Leaves of healing, v. 66, May 10, 1930: 158160, 162166, 168173,
BX7401.L3, v. 66
Sifakis, Carl. Voliva, Wilbur Glenn (18701942):
king of the flat earthers. In his American eccentrics. New
York, Facts on File Publications  p. 226229. port.
Sisk, John P. The view from the edge; on the necessity
of the flat earth. Harper's, v. 258, Mar. 1979: 127129.
AP2.H3, v. 258
On the International Flat Earth Research Society.
Smith, Carl Albert. Is the earth a whirling globe?
2d ed., rev. and enl. Northampton  112 p.
Held by the British Library under shelfmark 8562. aaa. 35.
Wallace, Alfred Russel. [Hampden and the flat earth] In
his My life, a record of events and opinions. v. 2. New York,
Dodd, Mead, 1905. p. 381393. illus.
QH31.W2A, v. 2
Wallace, Irving. In defense of the square peg. In
his The square pegs; some Americans who dared to be different.
New York, A. A. Knopf, 1957. p. 324.
Discusses Wilbur Glenn Voliva on p. 38.
Where are they now? The flat earthers. Newsweek,
v. 73, Jan. 13, 1969: 8. port.
AP2.N6772, v. 73
About the International Flat Earth Research Society, then based
in Dover, England. The portrait is of Samuel Shenton, the society's general secretary.
White, Andrew D. The form of the earth. In his A
history of the warfare of science with theology in Christendom.

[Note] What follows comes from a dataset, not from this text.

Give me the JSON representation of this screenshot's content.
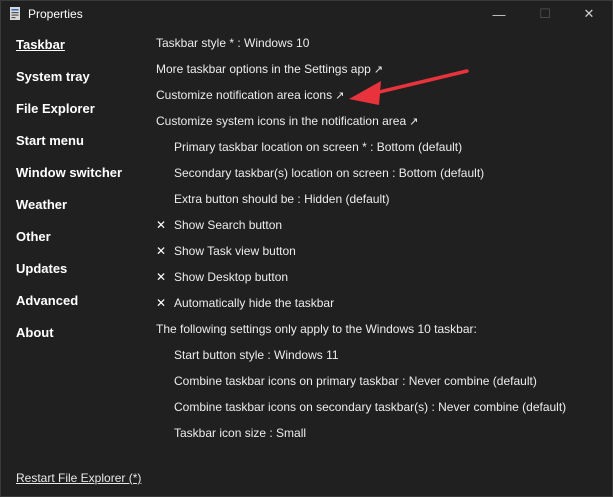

v. 1. New York, D. Appleton, 1896. p. 8998.
BL245.W5, v. 1
White, Arthur V. The shape of the earth; some proofs
for the spherical shape of the earth given in astronomical and
geographical text-books examined, and shown to be unsound. [Toronto?]
University of Toronto Alumni Association, 1909.  p. illus.
Reprinted from the University Monthly, Mar. 1909.
[Winship, Thomas] Zetetic cosmogony; or, Conclusive
evidence that the world is not a rotating-revolving-globe, but
a stationary plane circle. By Rectangle [pseud.] 2d ed., enl. Durban,
Natal, T. L. Cullingworth, 1899. 192 p.
First published in 1897 (46 p. QB638.W769).
Wise, Carl S. The Bible and the earth's shape.
Science, v. 113, Feb. 2, 1951: 128.
Q1.S35, v. 113
Declares that "the Bible itself nowhere states that the earth
Woofson, H. Ossipoff. The flat earth and her moulder.
Knowledge, v. 5, Mar. 28Apr. 4, 1884: 213, 233.
Q1.K7, v. 5
The former secretary of the Zetetic Society "promises to show
the nature of the deceptions practised by some at least among the advocates of
the flat-earth theory."